What is a financial market?
A financial market is a spectrum term which means a marketplace where buyers and sellers trade in assets in the form of stock, currencies and derivatives. The demand and supply forces determine the price of these assets.
Depending on what is traded, there are mainly two types of financial markets:
1. Capital market – where securities like bonds, stock, etc. are traded. They are for long-term investment.
2. Money market – where high-liquidity items like US Treasury bills, currencies, etc. are traded. They are for short-term investment with equal chances of big gains and big losses.
Why is financial market important?
The financial markets mobilize domestic savings and foreign capital for productive investments. The economic growth of any country depends on the efficiency of its financial markets. An ineffective financial market would mean that you are not exploiting all opportunities and an inefficient one will cripple you and not let you compete on a global scale.

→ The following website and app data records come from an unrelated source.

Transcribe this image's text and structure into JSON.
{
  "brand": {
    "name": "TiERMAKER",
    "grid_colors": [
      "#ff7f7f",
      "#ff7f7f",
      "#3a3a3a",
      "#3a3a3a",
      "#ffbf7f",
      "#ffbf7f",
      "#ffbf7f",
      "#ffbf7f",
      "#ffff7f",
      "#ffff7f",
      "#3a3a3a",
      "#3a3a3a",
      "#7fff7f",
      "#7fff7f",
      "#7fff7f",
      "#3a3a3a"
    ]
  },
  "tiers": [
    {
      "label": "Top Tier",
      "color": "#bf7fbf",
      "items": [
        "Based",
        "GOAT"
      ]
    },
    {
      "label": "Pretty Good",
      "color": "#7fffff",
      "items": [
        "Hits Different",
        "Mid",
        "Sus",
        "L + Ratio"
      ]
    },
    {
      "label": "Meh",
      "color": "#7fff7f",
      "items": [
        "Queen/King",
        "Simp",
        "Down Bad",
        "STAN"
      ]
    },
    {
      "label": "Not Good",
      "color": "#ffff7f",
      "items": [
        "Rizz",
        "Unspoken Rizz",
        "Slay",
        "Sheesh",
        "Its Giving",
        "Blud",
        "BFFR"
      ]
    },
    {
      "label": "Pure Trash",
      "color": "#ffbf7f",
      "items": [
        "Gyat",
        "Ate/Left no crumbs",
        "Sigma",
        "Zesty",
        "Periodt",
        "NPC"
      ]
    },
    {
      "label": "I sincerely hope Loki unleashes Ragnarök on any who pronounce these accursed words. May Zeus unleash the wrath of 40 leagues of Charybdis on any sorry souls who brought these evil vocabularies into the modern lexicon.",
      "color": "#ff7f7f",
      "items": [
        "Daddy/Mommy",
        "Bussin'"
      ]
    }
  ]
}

Its level of sophistication:
• Encourages Foreign Direct Investment (FDI)
• Allows domestic corporations to raise funds for growth and expansion
GCC Market Structure Overview
Developing their financial markets has been a priority for GCC since 2002. Their vision has mainly been to promote the development of local marketplaces like UAE market structure and Kuwait market structure, and to make the GCC countries a financial hub in the region. With the oil prices dropping and the depletion of the oil reserves, the GCC region has no choice but to diversify its economy for a sustainable growth.
Current GCC Market Structure
The Saudi Arabia market structure, though solid (none of the banks collapsed in the aftermath of the Global Financial Crisis in 2008-09), still lacks sophistication. Most domestic companies even now use their retained earnings or traditional bank loans to finance their growth activities. When compared to their Asian and Latin America counterparts, the region forms only 0.8% of the global capital volume says a Deutsch Bank report.
The share of GCC countries is even lower with only 1% says an IMF report. The weak share of the UAE market structure is due to the government’s heavy engagement in the economic activities and the weak private sector.
In order to measure the financial marketplace development, the ratio of financial assets to the GDP is used. The GCC’s 0.8% share of the global financial market to its 1.7% share in the global GDP shows a skewed size of the financial sector.
The Kuwait market structure, however, shows that the financial sector plays a significantly higher role, 14% to be precise, in its share of GDP. For GCC, on a whole, finance chips in only 6% of GDP.
The current GCC capital structure shows that not only are the countries behind in terms of economic potential internationally, but also relative to the development in the region.
Identified problems with the GCC Market Structure
• High banking concentration, especially in the Saudi Arabian market structure, due to limited access for private players. Domestic and public monopoly has led to poor investment environment and restrictive policies. Gradually though, the policies are being revoked to encourage liberalization.
• The weak competition which has led to high prices, fewer varieties of financial instruments, poor services, etc.
• Stock markets in GCC have been far behind in terms of international standards with a concentration on the largest sector in Saudi Arabia. The stockmarket plays a major role in Saudi Arabia capital structure, contributing to 61% of the total domestic financial asset.
• Since it is easy to earn money from government projects, individual entrepreneurship is not supported and financial institutions do not play their part in allocating venture capital and risk.
Though the liberalization and privatization of the GCC market structure are already under way, the GCC region still has to go a long way. Based on an IMF report, they should focus on the following financial sector reforms:
• Strengthen demand and supply
• Reduce government participation and open up to foreign competition
• Enhance the bank regulatory and supervisory framework
• Develop efficient and effective capital instruments for financing
Source by Lina Asimaki